Considering that samples for Covid-19 come primarily from nasal swabs and not from blood or cell samples, Kostrikis is cautious of using the term ‘viral load’. “For this virus, the term ‘viral load’ doesn’t mean anything,” he said.
“SARS-CoV-2 is secreted in the mucosal pharyngeal areas so, the definition of viral load is difficult to define because there is no unit of volume for the sample. This is a very important parameter and something to stress when interpreting test results,” said Kostrikis.
“We need to define it. It’s not defined yet so when you take a swab and you test that swab for the presence of SARS-CoV-2, the RNA, you don’t have a sense of the viral load because the virus that you detect cannot be normalised per unit volume. You cannot use the term ‘per swab’ because the amount of sample on a swab can vary significantly. Currently there is no defined way of collecting a fixed amount of sample on a swab.”
Kostrikis said much more basic science work is still needed on Covid to prove the notion of viral load as a predictor of disease progression in the way it is understood in HIV-1. “The scientific paper that defines the SARS-CoV-2 viral load and its importance as a predictor in disease progression, similar to what was published by W Mellors… is not out there yet,” he said.
Recording the CT values at which people test positive should however be part of the equation as more is being learned. “For example, if the CT values at 20 can be distinguished from those 30, we could possibly get a sense of the amount of virus a person carries,” he said.
“It is possible that an infected individual with a positive sample of CT value 20 may have more severe clinical symptoms than an infected individual with a CT value of 30, however, this needs to be scientifically proven,” he said. “I believe the labs should report the CT value for positive samples, however, it requires caution in interpreting these values.”
Cyprus averages 2,000 to 3,000 tests a day with, lately, positive cases coming in around 20-25. It may sound low but for Kostrikis, the bar is set higher. Five positives per 1,000 tests would be borderline for him. “We want to keep it less than five positive cases per 1,000 tests. We’re getting higher and that indicates that the dynamics of transmission are high and the concentration of cases in the community are such as they can be exponentially expanded,” he said. “Hospitalisations are also rising.”
He does foresee with the onset of the annual flu season that there will be a greater demand for testing as Covid-19 will have to be ruled out first for people who fall ill since the clinical symptoms are quite similar.
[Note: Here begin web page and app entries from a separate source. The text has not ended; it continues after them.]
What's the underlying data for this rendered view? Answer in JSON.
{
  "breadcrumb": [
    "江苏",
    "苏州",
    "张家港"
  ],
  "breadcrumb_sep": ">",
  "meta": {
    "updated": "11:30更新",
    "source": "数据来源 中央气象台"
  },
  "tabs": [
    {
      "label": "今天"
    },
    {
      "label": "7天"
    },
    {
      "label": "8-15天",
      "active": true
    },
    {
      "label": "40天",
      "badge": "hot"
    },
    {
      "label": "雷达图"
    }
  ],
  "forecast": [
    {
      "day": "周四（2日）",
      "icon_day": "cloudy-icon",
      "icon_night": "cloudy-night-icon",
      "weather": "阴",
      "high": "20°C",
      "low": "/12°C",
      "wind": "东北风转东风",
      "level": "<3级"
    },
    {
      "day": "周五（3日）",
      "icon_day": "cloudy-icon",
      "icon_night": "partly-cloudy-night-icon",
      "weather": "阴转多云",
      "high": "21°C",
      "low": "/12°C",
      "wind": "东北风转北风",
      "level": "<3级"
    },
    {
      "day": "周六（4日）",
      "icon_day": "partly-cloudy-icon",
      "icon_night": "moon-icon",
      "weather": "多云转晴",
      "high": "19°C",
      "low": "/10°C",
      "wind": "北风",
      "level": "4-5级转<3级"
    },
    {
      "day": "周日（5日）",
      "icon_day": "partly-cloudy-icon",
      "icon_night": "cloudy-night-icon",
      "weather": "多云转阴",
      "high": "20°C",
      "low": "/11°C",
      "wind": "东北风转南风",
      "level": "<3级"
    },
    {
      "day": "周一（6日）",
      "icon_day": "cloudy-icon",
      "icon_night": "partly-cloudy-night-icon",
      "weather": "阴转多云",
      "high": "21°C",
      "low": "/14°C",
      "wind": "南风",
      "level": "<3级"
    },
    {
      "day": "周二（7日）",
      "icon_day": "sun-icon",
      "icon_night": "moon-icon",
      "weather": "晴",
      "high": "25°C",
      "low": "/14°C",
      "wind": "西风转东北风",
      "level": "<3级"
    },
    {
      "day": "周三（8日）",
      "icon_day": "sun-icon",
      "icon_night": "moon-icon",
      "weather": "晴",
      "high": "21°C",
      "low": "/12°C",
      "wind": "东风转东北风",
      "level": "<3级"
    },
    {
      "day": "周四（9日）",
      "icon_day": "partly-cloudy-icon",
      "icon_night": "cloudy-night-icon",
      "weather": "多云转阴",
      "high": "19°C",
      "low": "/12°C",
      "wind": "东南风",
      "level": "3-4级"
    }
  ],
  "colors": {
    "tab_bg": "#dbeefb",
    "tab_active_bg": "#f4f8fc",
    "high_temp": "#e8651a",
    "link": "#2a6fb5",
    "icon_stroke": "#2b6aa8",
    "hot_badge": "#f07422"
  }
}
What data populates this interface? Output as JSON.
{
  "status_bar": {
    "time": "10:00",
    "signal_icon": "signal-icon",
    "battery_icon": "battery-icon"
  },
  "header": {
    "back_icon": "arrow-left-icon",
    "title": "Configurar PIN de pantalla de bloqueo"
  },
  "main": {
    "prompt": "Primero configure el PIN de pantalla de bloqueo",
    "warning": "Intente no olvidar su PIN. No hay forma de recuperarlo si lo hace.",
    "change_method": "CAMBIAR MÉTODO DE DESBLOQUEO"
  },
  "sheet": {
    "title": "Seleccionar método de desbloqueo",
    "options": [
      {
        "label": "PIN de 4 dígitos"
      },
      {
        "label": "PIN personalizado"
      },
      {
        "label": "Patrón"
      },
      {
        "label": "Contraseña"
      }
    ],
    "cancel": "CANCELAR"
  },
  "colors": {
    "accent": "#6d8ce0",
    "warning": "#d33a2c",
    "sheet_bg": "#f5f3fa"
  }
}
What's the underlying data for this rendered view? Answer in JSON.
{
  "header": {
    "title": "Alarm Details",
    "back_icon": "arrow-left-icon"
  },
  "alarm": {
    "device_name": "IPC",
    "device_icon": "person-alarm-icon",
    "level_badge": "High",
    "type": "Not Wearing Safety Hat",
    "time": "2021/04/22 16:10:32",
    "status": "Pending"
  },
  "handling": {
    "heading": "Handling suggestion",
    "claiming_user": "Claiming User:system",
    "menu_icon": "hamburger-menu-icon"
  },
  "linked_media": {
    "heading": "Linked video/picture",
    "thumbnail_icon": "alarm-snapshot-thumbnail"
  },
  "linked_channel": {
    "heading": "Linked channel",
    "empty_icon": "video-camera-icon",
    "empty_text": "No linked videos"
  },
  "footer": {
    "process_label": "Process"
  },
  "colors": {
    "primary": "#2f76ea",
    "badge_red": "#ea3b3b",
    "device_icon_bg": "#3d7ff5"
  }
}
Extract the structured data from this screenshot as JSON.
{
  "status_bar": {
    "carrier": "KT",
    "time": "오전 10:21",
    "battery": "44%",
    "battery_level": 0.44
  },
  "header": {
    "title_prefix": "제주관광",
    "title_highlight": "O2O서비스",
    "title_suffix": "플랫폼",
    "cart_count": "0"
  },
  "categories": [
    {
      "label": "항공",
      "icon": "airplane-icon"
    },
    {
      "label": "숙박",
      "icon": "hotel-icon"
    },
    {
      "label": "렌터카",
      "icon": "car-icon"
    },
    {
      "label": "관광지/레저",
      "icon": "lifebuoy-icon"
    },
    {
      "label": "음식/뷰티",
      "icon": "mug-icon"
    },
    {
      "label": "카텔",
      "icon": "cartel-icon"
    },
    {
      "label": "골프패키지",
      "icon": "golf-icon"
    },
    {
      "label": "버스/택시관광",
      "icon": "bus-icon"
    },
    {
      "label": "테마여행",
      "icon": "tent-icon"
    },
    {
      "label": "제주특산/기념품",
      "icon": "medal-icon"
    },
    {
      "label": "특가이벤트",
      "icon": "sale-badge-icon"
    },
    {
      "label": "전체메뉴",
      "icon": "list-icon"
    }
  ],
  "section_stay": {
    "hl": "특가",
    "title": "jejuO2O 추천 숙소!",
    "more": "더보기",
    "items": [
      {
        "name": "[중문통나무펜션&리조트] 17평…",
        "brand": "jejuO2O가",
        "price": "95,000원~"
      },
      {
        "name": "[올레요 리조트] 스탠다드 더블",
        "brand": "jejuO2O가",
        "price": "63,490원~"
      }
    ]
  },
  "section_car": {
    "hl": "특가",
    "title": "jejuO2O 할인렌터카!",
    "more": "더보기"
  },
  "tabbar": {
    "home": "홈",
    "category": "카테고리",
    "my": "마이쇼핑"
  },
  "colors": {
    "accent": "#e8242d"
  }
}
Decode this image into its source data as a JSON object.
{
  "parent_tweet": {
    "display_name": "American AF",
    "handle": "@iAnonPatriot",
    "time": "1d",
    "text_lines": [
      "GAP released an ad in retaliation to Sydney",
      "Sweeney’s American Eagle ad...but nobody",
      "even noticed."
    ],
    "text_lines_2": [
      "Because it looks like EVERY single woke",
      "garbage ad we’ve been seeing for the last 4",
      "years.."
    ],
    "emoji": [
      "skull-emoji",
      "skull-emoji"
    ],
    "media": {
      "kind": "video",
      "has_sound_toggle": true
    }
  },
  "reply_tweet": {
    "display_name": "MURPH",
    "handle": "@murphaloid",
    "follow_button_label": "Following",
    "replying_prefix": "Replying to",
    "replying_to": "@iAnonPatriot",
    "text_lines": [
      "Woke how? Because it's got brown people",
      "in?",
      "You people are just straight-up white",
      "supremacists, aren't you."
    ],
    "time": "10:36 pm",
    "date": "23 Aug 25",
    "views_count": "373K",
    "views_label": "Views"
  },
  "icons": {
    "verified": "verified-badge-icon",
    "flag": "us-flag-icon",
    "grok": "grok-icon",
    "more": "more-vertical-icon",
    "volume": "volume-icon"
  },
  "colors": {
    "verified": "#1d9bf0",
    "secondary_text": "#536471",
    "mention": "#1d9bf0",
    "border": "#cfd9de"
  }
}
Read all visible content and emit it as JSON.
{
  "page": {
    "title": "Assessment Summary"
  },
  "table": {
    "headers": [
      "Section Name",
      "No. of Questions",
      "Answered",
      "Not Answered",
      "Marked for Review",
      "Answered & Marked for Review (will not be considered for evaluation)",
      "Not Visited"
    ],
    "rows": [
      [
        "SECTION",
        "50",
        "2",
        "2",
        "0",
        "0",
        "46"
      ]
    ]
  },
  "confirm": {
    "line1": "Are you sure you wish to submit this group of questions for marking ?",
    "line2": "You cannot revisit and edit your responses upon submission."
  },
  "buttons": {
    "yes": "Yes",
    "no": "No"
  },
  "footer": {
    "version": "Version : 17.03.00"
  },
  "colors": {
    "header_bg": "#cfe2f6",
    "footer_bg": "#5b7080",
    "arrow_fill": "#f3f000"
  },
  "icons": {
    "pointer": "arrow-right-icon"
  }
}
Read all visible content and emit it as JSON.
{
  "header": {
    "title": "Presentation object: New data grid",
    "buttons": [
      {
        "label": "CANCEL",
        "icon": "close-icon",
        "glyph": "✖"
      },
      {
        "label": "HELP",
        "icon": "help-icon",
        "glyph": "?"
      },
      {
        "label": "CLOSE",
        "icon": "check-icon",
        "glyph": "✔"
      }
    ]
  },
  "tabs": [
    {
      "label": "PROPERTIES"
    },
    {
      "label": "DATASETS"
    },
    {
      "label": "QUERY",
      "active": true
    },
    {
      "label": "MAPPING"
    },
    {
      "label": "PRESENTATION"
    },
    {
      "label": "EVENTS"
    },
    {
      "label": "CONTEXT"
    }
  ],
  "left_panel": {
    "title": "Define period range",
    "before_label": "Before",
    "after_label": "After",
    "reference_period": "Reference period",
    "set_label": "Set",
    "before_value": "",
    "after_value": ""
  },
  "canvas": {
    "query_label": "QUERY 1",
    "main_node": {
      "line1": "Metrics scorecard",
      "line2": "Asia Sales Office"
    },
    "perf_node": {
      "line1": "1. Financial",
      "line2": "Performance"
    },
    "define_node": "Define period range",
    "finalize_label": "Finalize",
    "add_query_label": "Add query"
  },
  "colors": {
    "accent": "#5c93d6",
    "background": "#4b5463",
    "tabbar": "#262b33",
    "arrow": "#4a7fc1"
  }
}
But there will likely be increased demand for testing at some stage.
Kostrikis does not see a new lockdown the likes of which Cyprus had in March and April because the virus is now endemic to Cyprus and a lockdown would not no longer have the same effect in controlling the spread as it did previously. He is an advocate of masks, and while admitting they were not nice to wear, was not convinced people in Cyprus were complying with the mandate as fully as they could. He also believes social distancing is far more important as a preventative measure.
As for herd immunity, Kostrikis said: “In my view, there is no such thing as herd immunity without a vaccine.”
Trying to achieve herd immunity without a vaccine could not work because the natural immune response developed by previously infected individuals, may not be enough to prevent them from getting reinfected, he said. “The only way to control the virus from spreading is through vaccinations and there we will have another struggle…”